A federal class action lawsuit argues that New York State’s collection and sharing of confidential information gathered from mental health service providers about their patients is unconstitutional, reports Courthouse News Service. The state has been building a database of information about anyone that a mental health professional believes could potentially be a danger to themselves or others, which apparently now includes 60,000 people.
“Lead plaintiff Donald Montgomery claims the state created a reporting system, as part of the New York Secure Ammunition and Firearms Enforcement Act (Safe Act), that forces health professionals to transmit mental health patients’ confidential information to a database shared by various government agencies, including law enforcement,” recounts Courthouse News. Montgomery reportedly states in the claim that he is a Navy veteran and retired police officer who was once admitted to a psychiatric hospital for 48 hours for sleep deprivation. He has had his right to own weapons revoked.

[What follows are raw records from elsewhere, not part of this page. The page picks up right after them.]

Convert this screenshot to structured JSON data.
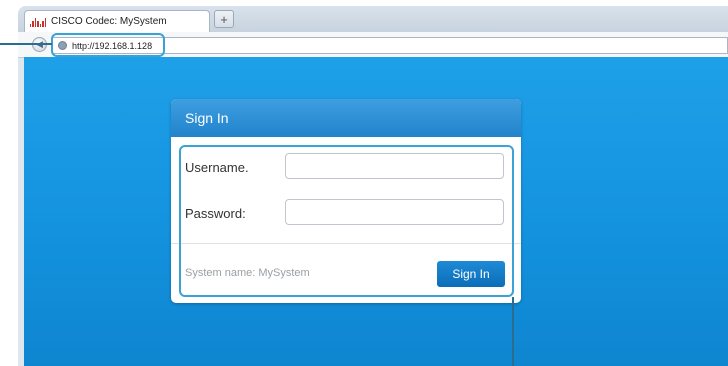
{
  "browser": {
    "tab_title": "CISCO Codec: MySystem",
    "new_tab_label": "+",
    "back_icon": "arrow-left-icon",
    "url": "http://192.168.1.128"
  },
  "signin": {
    "header": "Sign In",
    "username_label": "Username.",
    "username_value": "",
    "password_label": "Password:",
    "password_value": "",
    "system_name": "System name: MySystem",
    "button_label": "Sign In"
  },
  "colors": {
    "background_blue": "#1a9be6",
    "header_blue": "#2f8fd8",
    "button_blue": "#1479c6",
    "callout": "#3aa2d6"
  }
}
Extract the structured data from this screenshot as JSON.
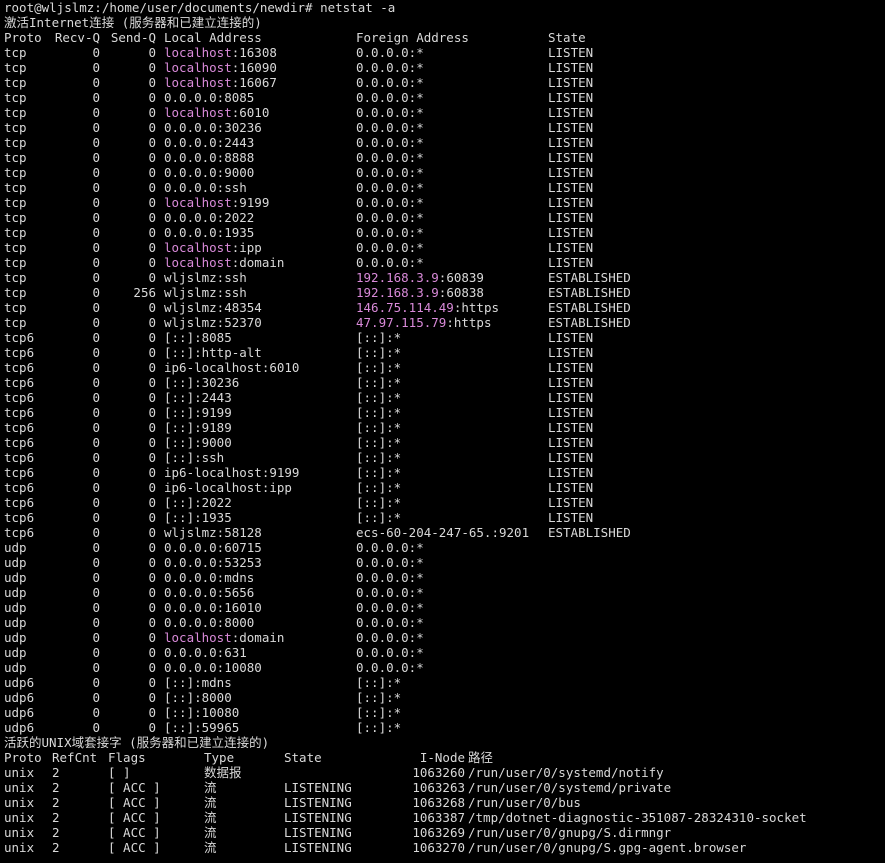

According to Courthouse News, Montgomery’s claim explains that New York’s “Mental Hygiene Law” compels health professionals to report patients’ data to the state “if they feel the patients’ actions are likely to result in serious harm to self or others.” The personal health information transmitted is then shared “by numerous agencies, including, but not limited to law enforcement and non-state agencies and offices… Neither the state nor the treatment providers notify patients about the information sharing.”
Patient Says NY Info-Sharing is Unconstitutional (Courthouse News Service, December 22, 2014)